Diving into the complexities of the program, it grapples with an assortment of critical life domains. The initiative inculcates a sense of dignity in personal appearance, encouraging the young participants to imbue their outward look with a reflection of their internal character. The broader discourse of self-perception and self-expression is extensively addressed, spotlighting the significance of personal identity and individual expression in the formation of a confident, well-adjusted adult.
The program is far from skin-deep, delving into the robust issue of conflict management. The goal is to arm these young people with the tools and strategies required to navigate interpersonal disputes and societal tension with grace and resilience. The project also emphasizes the long view, fostering skills in forward-thinking and meticulous planning.
Financial literacy, a frequently underappreciated aspect of practical education, is also underscored in this comprehensive program. Modules such as ‘Financial Education 101 and 201′ are aimed at equipping participants with the knowledge to make informed financial decisions, a crucial element in breaking the cycle of financial vulnerability.
Butler spoke about how the forum served as a platform for us to curb violence through intervention. Once that contract was concluded, the focus shifted to devising additional ways to introduce preventative measures. The aim was to tackle factors leading specific individuals towards a perilous path, and to strive towards preventing that journey, he conveyed. His comment on curbing the prison-to-pipeline route led to the inception of the Tree Leadership organization.

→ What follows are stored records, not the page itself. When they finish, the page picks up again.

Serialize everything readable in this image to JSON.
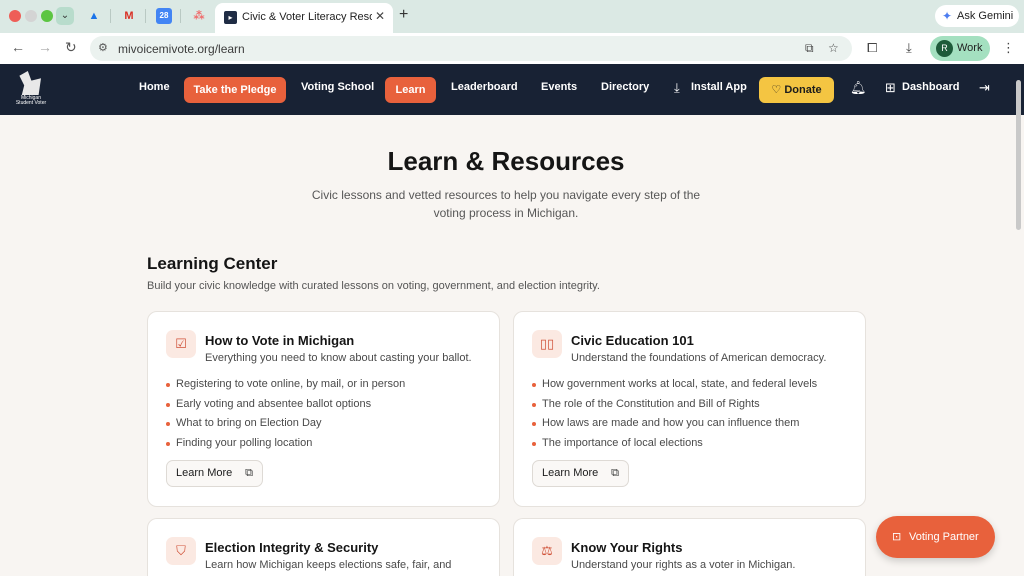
{
  "browser": {
    "active_tab_title": "Civic & Voter Literacy Resources",
    "new_tab_symbol": "+",
    "close_symbol": "✕",
    "pinned": {
      "drive": "▲",
      "gmail": "M",
      "calendar": "28",
      "asana": "⁂"
    },
    "ask_gemini": "Ask Gemini",
    "url": "mivoicemivote.org/learn",
    "profile_initial": "R",
    "profile_label": "Work"
  },
  "nav": {
    "logo_text": "Michigan Student Voter",
    "home": "Home",
    "pledge": "Take the Pledge",
    "voting_school": "Voting School",
    "learn": "Learn",
    "leaderboard": "Leaderboard",
    "events": "Events",
    "directory": "Directory",
    "install": "Install App",
    "donate": "Donate",
    "dashboard": "Dashboard"
  },
  "hero": {
    "title": "Learn & Resources",
    "subtitle": "Civic lessons and vetted resources to help you navigate every step of the voting process in Michigan."
  },
  "learning_center": {
    "title": "Learning Center",
    "subtitle": "Build your civic knowledge with curated lessons on voting, government, and election integrity.",
    "cards": [
      {
        "title": "How to Vote in Michigan",
        "desc": "Everything you need to know about casting your ballot.",
        "items": [
          "Registering to vote online, by mail, or in person",
          "Early voting and absentee ballot options",
          "What to bring on Election Day",
          "Finding your polling location"
        ],
        "button": "Learn More"
      },
      {
        "title": "Civic Education 101",
        "desc": "Understand the foundations of American democracy.",
        "items": [
          "How government works at local, state, and federal levels",
          "The role of the Constitution and Bill of Rights",
          "How laws are made and how you can influence them",
          "The importance of local elections"
        ],
        "button": "Learn More"
      },
      {
        "title": "Election Integrity & Security",
        "desc": "Learn how Michigan keeps elections safe, fair, and"
      },
      {
        "title": "Know Your Rights",
        "desc": "Understand your rights as a voter in Michigan."
      }
    ]
  },
  "voting_partner": "Voting Partner",
  "colors": {
    "accent": "#e8613c",
    "navy": "#182234",
    "gold": "#f4c542"
  }
}
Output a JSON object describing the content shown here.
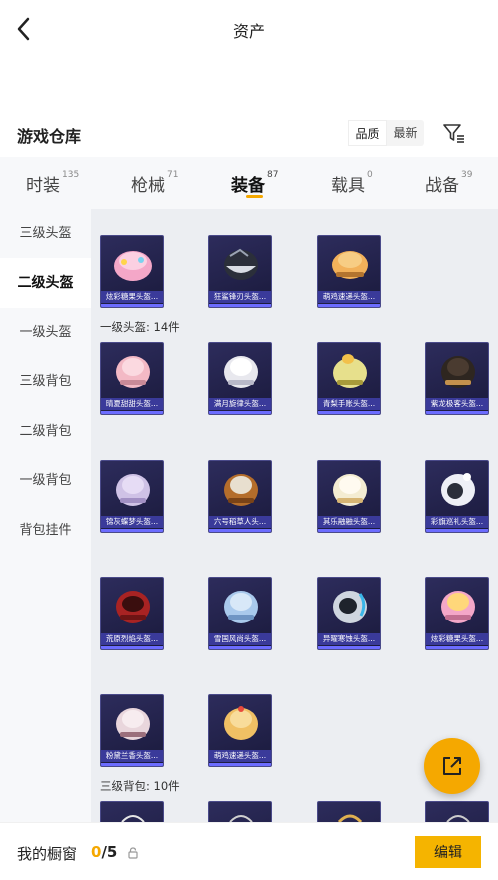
{
  "header": {
    "title": "资产",
    "back_icon": "chevron-left-icon"
  },
  "warehouse": {
    "title": "游戏仓库",
    "sort_options": [
      "品质",
      "最新"
    ],
    "filter_icon": "filter-icon"
  },
  "tabs": [
    {
      "label": "时装",
      "count": "135"
    },
    {
      "label": "枪械",
      "count": "71"
    },
    {
      "label": "装备",
      "count": "87",
      "active": true
    },
    {
      "label": "载具",
      "count": "0"
    },
    {
      "label": "战备",
      "count": "39"
    }
  ],
  "sidebar": [
    {
      "label": "三级头盔"
    },
    {
      "label": "二级头盔",
      "active": true
    },
    {
      "label": "一级头盔"
    },
    {
      "label": "三级背包"
    },
    {
      "label": "二级背包"
    },
    {
      "label": "一级背包"
    },
    {
      "label": "背包挂件"
    }
  ],
  "sections": {
    "level1_label": "一级头盔: 14件",
    "backpack3_label": "三级背包: 10件"
  },
  "items": {
    "row1": [
      "炫彩糖果头盔...",
      "狂鲨锋刃头盔...",
      "萌鸡速递头盔..."
    ],
    "row2": [
      "晴夏甜甜头盔...",
      "满月旋律头盔...",
      "青梨手账头盔...",
      "紫龙极客头盔..."
    ],
    "row3": [
      "锦灰蝶梦头盔...",
      "六号稻草人头...",
      "其乐融融头盔...",
      "彩旗巡礼头盔..."
    ],
    "row4": [
      "荒原烈焰头盔...",
      "雪国风尚头盔...",
      "异曜寒蚀头盔...",
      "炫彩糖果头盔..."
    ],
    "row5": [
      "粉黛兰香头盔...",
      "萌鸡速递头盔..."
    ]
  },
  "bottom": {
    "label": "我的橱窗",
    "count_current": "0",
    "count_total": "/5",
    "edit_label": "编辑",
    "lock_icon": "lock-icon"
  },
  "fab": {
    "icon": "share-external-icon"
  },
  "colors": {
    "accent": "#f5a800",
    "card_bg": "#1a1a3c",
    "caption_bg": "#3a3a9a"
  }
}
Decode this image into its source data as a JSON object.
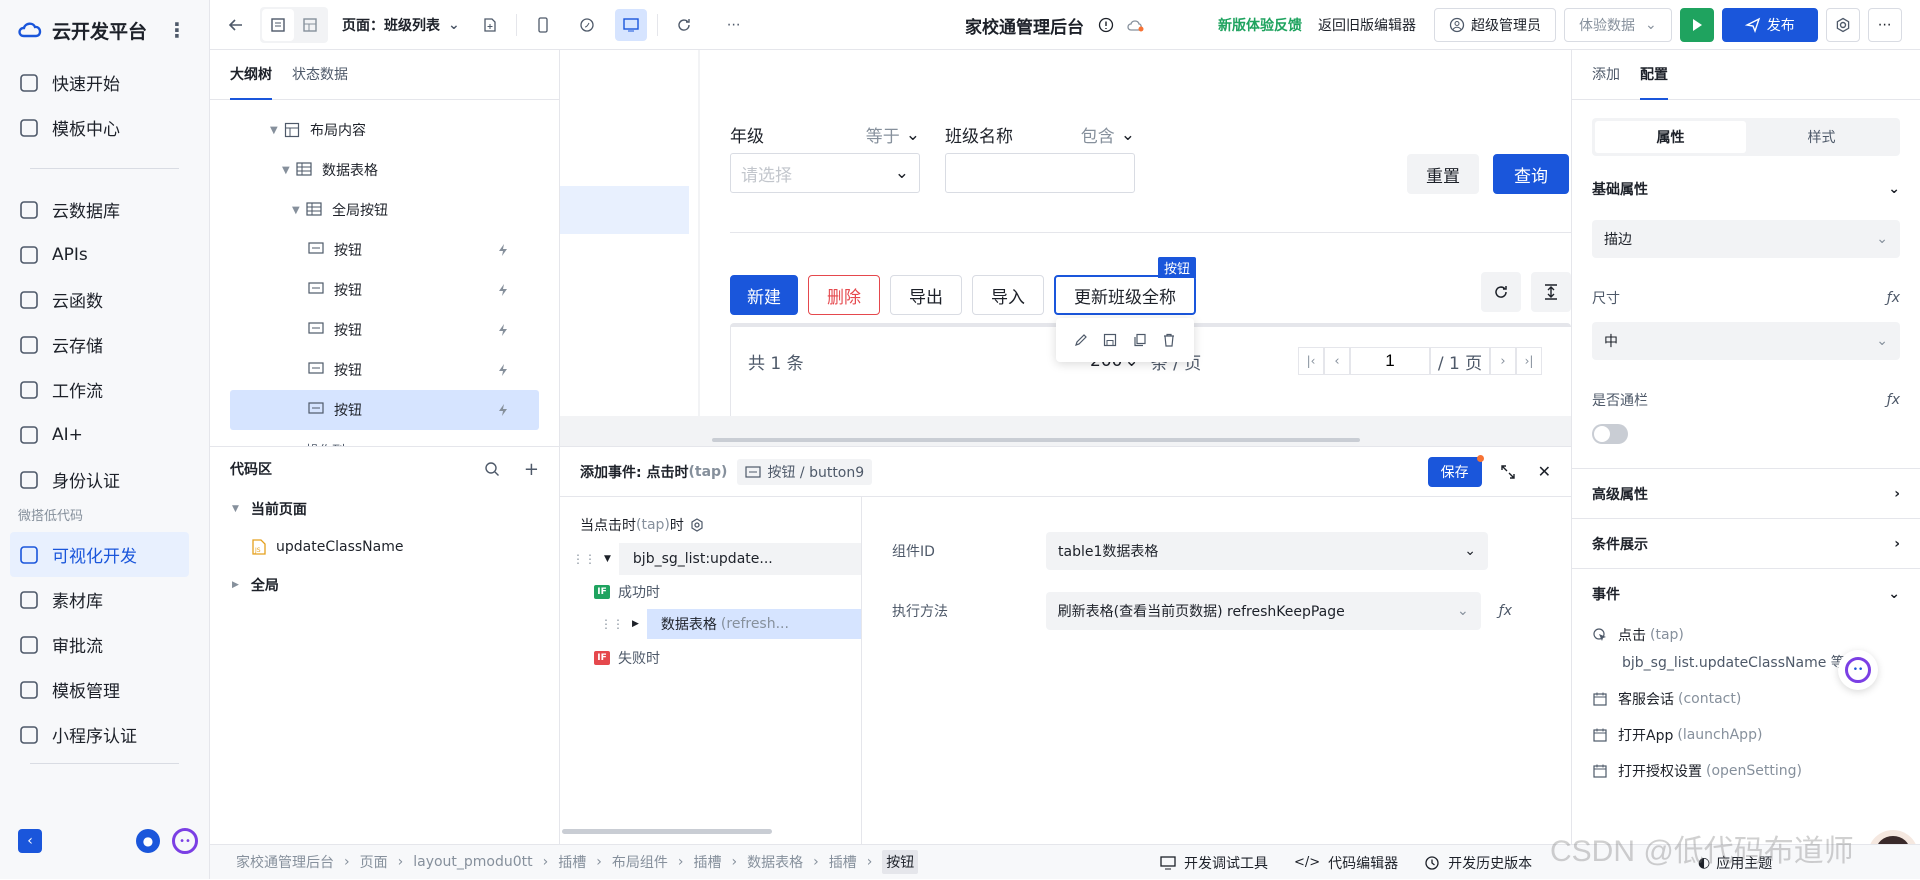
{
  "brand": {
    "name": "云开发平台"
  },
  "nav": {
    "items_top": [
      {
        "label": "快速开始",
        "icon": "flag-icon"
      },
      {
        "label": "模板中心",
        "icon": "template-icon"
      }
    ],
    "items_mid": [
      {
        "label": "云数据库",
        "icon": "database-icon"
      },
      {
        "label": "APIs",
        "icon": "link-icon"
      },
      {
        "label": "云函数",
        "icon": "function-icon"
      },
      {
        "label": "云存储",
        "icon": "folder-icon"
      },
      {
        "label": "工作流",
        "icon": "workflow-icon"
      },
      {
        "label": "AI+",
        "icon": "robot-icon"
      },
      {
        "label": "身份认证",
        "icon": "id-card-icon"
      }
    ],
    "section_label": "微搭低代码",
    "items_low": [
      {
        "label": "可视化开发",
        "icon": "visual-icon",
        "active": true
      },
      {
        "label": "素材库",
        "icon": "assets-icon"
      },
      {
        "label": "审批流",
        "icon": "approval-icon"
      },
      {
        "label": "模板管理",
        "icon": "manage-icon"
      },
      {
        "label": "小程序认证",
        "icon": "miniapp-icon"
      }
    ]
  },
  "toolbar": {
    "page_label": "页面：班级列表",
    "app_title": "家校通管理后台",
    "feedback": "新版体验反馈",
    "back_old": "返回旧版编辑器",
    "admin": "超级管理员",
    "data_select": "体验数据",
    "publish": "发布"
  },
  "outline": {
    "tabs": [
      "大纲树",
      "状态数据"
    ],
    "tree": [
      {
        "label": "布局内容",
        "indent": 0,
        "icon": "layout-icon",
        "caret": true
      },
      {
        "label": "数据表格",
        "indent": 1,
        "icon": "table-icon",
        "caret": true
      },
      {
        "label": "全局按钮",
        "indent": 2,
        "icon": "table-icon",
        "caret": true
      },
      {
        "label": "按钮",
        "indent": 3,
        "icon": "button-icon",
        "bolt": true
      },
      {
        "label": "按钮",
        "indent": 3,
        "icon": "button-icon",
        "bolt": true
      },
      {
        "label": "按钮",
        "indent": 3,
        "icon": "button-icon",
        "bolt": true
      },
      {
        "label": "按钮",
        "indent": 3,
        "icon": "button-icon",
        "bolt": true
      },
      {
        "label": "按钮",
        "indent": 3,
        "icon": "button-icon",
        "bolt": true,
        "selected": true
      }
    ],
    "partial_label": "操作列"
  },
  "code": {
    "title": "代码区",
    "current_page": "当前页面",
    "file": "updateClassName",
    "global": "全局"
  },
  "canvas": {
    "filters": [
      {
        "label": "年级",
        "op": "等于",
        "placeholder": "请选择"
      },
      {
        "label": "班级名称",
        "op": "包含",
        "placeholder": ""
      }
    ],
    "reset": "重置",
    "query": "查询",
    "buttons": [
      "新建",
      "删除",
      "导出",
      "导入",
      "更新班级全称"
    ],
    "selected_tag": "按钮",
    "total": "共 1 条",
    "page_size": "200",
    "per_page": "条 / 页",
    "page": "1",
    "page_total": "/ 1 页"
  },
  "event": {
    "title": "添加事件: 点击时",
    "title_suffix": "(tap)",
    "crumb": "按钮 / button9",
    "save": "保存",
    "trigger": "当点击时",
    "trigger_suffix": "(tap)",
    "trigger_end": "时",
    "node1": "bjb_sg_list:update...",
    "success": "成功时",
    "node2": "数据表格",
    "node2_suffix": "(refresh...",
    "fail": "失败时",
    "field1_label": "组件ID",
    "field1_value": "table1数据表格",
    "field2_label": "执行方法",
    "field2_value": "刷新表格(查看当前页数据) refreshKeepPage"
  },
  "right": {
    "tabs": [
      "添加",
      "配置"
    ],
    "seg": [
      "属性",
      "样式"
    ],
    "basic": "基础属性",
    "border_value": "描边",
    "size_label": "尺寸",
    "size_value": "中",
    "full_label": "是否通栏",
    "advanced": "高级属性",
    "condition": "条件展示",
    "events": "事件",
    "event_items": [
      {
        "name": "点击",
        "code": "(tap)",
        "sub": "bjb_sg_list.updateClassName 等1..."
      },
      {
        "name": "客服会话",
        "code": "(contact)"
      },
      {
        "name": "打开App",
        "code": "(launchApp)"
      },
      {
        "name": "打开授权设置",
        "code": "(openSetting)"
      }
    ],
    "theme": "应用主题"
  },
  "statusbar": {
    "crumbs": [
      "家校通管理后台",
      "页面",
      "layout_pmodu0tt",
      "插槽",
      "布局组件",
      "插槽",
      "数据表格",
      "插槽",
      "按钮"
    ],
    "tools": [
      "开发调试工具",
      "代码编辑器",
      "开发历史版本"
    ]
  },
  "watermark": "CSDN @低代码布道师",
  "colors": {
    "accent": "#1a56db",
    "green": "#1fa35f",
    "danger": "#e5484d"
  }
}
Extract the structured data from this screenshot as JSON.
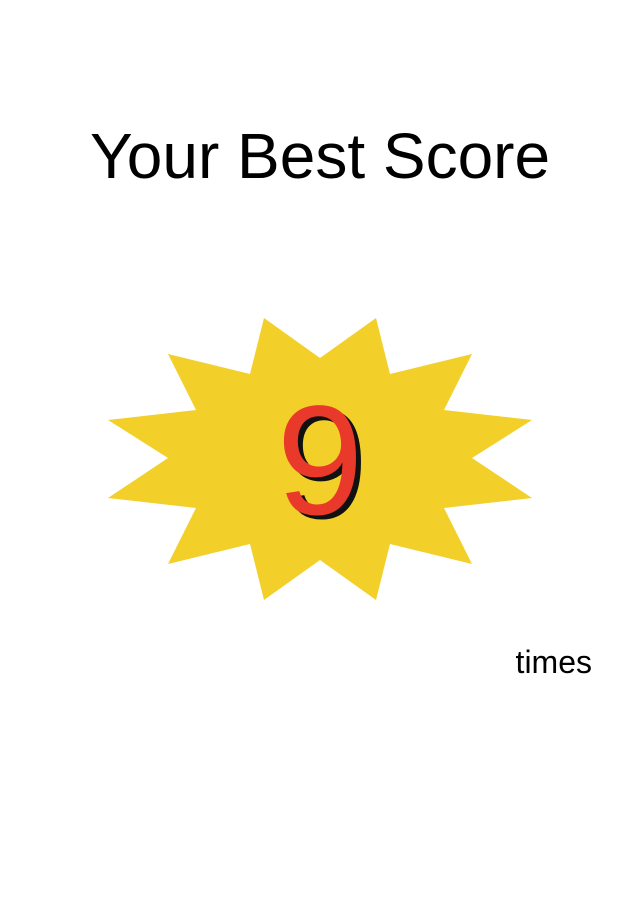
{
  "screen": {
    "title": "Your Best Score",
    "score": "9",
    "unit": "times"
  },
  "colors": {
    "background": "#ffffff",
    "burst_fill": "#f3cf2a",
    "score_fill": "#e8392b",
    "score_shadow": "#111111",
    "text": "#000000"
  },
  "icons": {
    "burst": "starburst-icon"
  }
}
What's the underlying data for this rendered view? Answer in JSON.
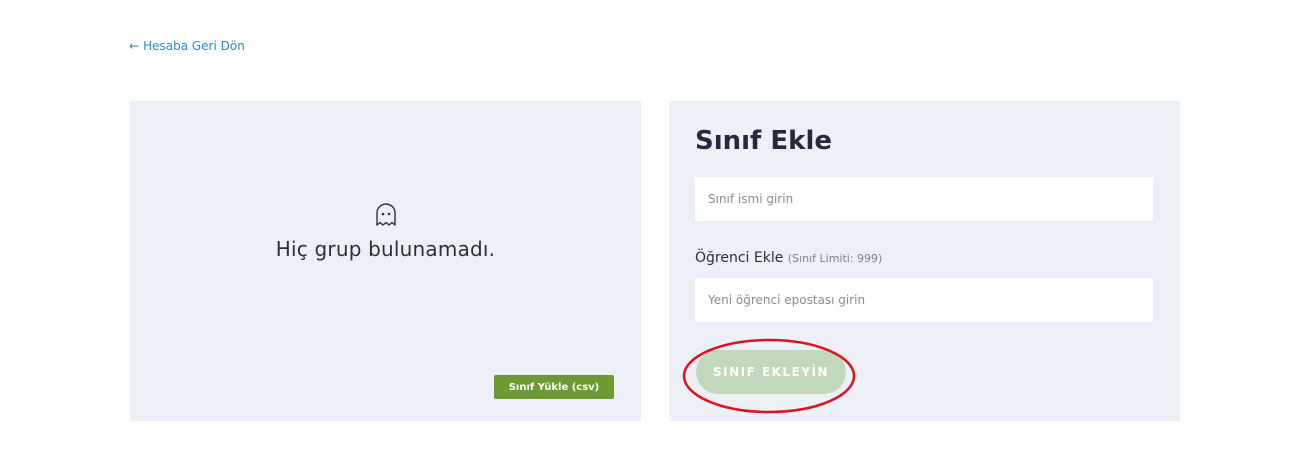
{
  "nav": {
    "back_label": "Hesaba Geri Dön"
  },
  "groups_panel": {
    "empty_message": "Hiç grup bulunamadı.",
    "upload_button_label": "Sınıf Yükle (csv)",
    "empty_icon": "ghost-icon"
  },
  "add_class_form": {
    "title": "Sınıf Ekle",
    "class_name_placeholder": "Sınıf ismi girin",
    "class_name_value": "",
    "student_label": "Öğrenci Ekle",
    "student_limit_note": "(Sınıf Limiti: 999)",
    "student_email_placeholder": "Yeni öğrenci epostası girin",
    "student_email_value": "",
    "submit_label": "SINIF EKLEYİN"
  },
  "colors": {
    "link": "#2b8cc4",
    "panel_bg": "#edf0f7",
    "upload_button": "#6c9a33",
    "submit_button_disabled": "#c3d9bb",
    "highlight_ring": "#e0131b"
  }
}
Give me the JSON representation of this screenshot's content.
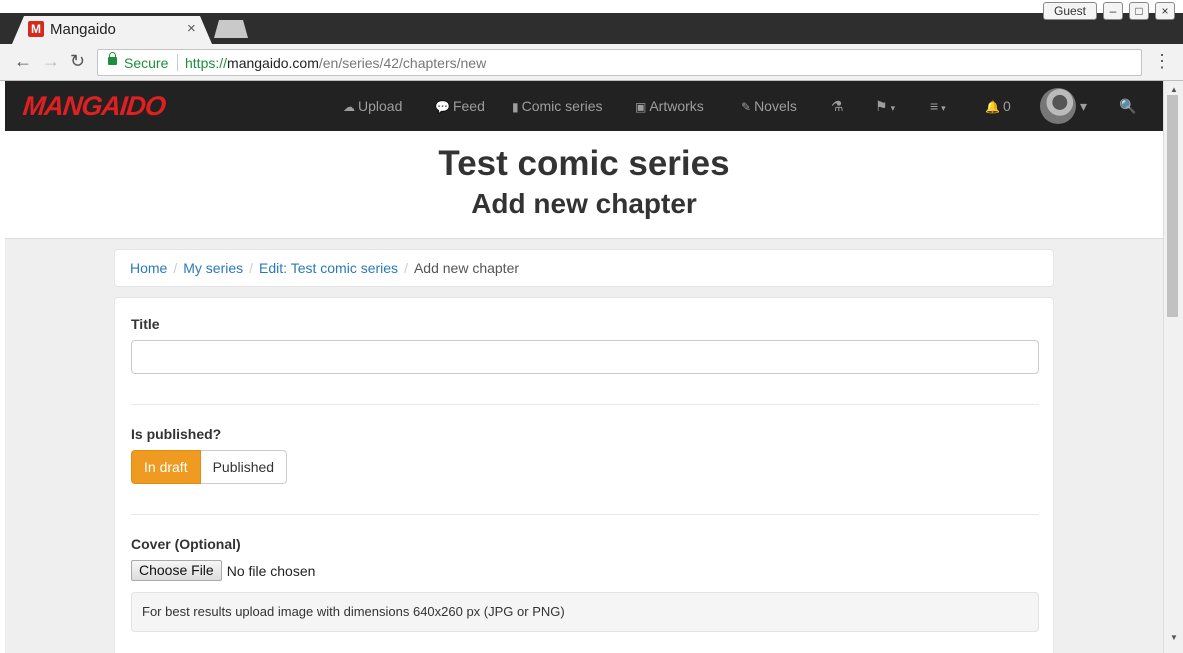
{
  "browser": {
    "tab_title": "Mangaido",
    "tab_favicon": "M",
    "tab_close": "×",
    "guest_label": "Guest",
    "secure_label": "Secure",
    "url_scheme": "https://",
    "url_host": "mangaido.com",
    "url_path": "/en/series/42/chapters/new",
    "back": "←",
    "forward": "→",
    "reload": "↻",
    "menu": "⋮",
    "win_min": "–",
    "win_max": "□",
    "win_close": "×"
  },
  "navbar": {
    "brand": "MANGAIDO",
    "items": [
      {
        "icon": "☁",
        "label": "Upload"
      },
      {
        "icon": "💬",
        "label": "Feed"
      },
      {
        "icon": "▮",
        "label": "Comic series"
      },
      {
        "icon": "▣",
        "label": "Artworks"
      },
      {
        "icon": "✎",
        "label": "Novels"
      }
    ],
    "extra_icons": {
      "potion": "⚗",
      "flag": "⚑",
      "menu": "≡",
      "bell": "🔔",
      "search": "🔍"
    },
    "notification_count": "0",
    "caret": "▾"
  },
  "header": {
    "series_title": "Test comic series",
    "page_title": "Add new chapter"
  },
  "breadcrumb": {
    "items": [
      "Home",
      "My series",
      "Edit: Test comic series"
    ],
    "active": "Add new chapter",
    "divider": "/"
  },
  "form": {
    "title_label": "Title",
    "title_value": "",
    "published_label": "Is published?",
    "draft_option": "In draft",
    "published_option": "Published",
    "selected": "In draft",
    "cover_label": "Cover (Optional)",
    "choose_file": "Choose File",
    "file_status": "No file chosen",
    "cover_help": "For best results upload image with dimensions 640x260 px (JPG or PNG)"
  },
  "colors": {
    "accent": "#ef9a21",
    "brand": "#e02020",
    "link": "#2a7ab8",
    "navbar_bg": "#222222"
  }
}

He highlighted their approach of conducting pre and post surveys to engage with their clients.
In his words, the nonprofit’s target population comprises children of incarcerated parents, individuals who have availed government assistance and reside in low-income households, and those who, despite attending academic or educational institutions, might have some criminal background or experiences and live in impoverished or marginalized communities. These are the people who have a higher chance of entering the school-to-prison pipeline, and are thus the focus of our tailored programs aimed at reaching out to them. The nonprofit designs special packages to get them engaged.
The non-profit’s efforts aren’t limited to students. They also work extensively with the students’ families.
“We have what we call a social working piece, which is we do a needs assessment,” he added. “And then we do a success strategy component within the program. What we’re doing is reaching out to them because none of our programs are less than six weeks, none of them. Because we want to build a relationship and really retain them. So while we’re doing that, it provides us enough time to actually do what needs assessment and success strategy, to where now we know from the information that has been provided, we know exactly not just what they need, but what their family members need, right.”
“And so we’re able to pair that with our community partners who are able to do their social work and provide the therapy, provide the counseling or whatever resources that they may need, clothing, transportation, workforce development job, I mean, we name it. So we have a plethora of resources that can help us to provide wraparound support, not just for the participants, but for their family members as well within the household. Because our whole overall objective is to build a sustainable relationship as these participants began to progress later on in life for the better.”
TREE Leadership will celebrate its one-year anniversary in the fall. It has served more than 100 individuals within the last year.
“We are looking to serve more because we will begin our summer project on July 1,” he stated. “So once that kicks in, it is really seasonal.”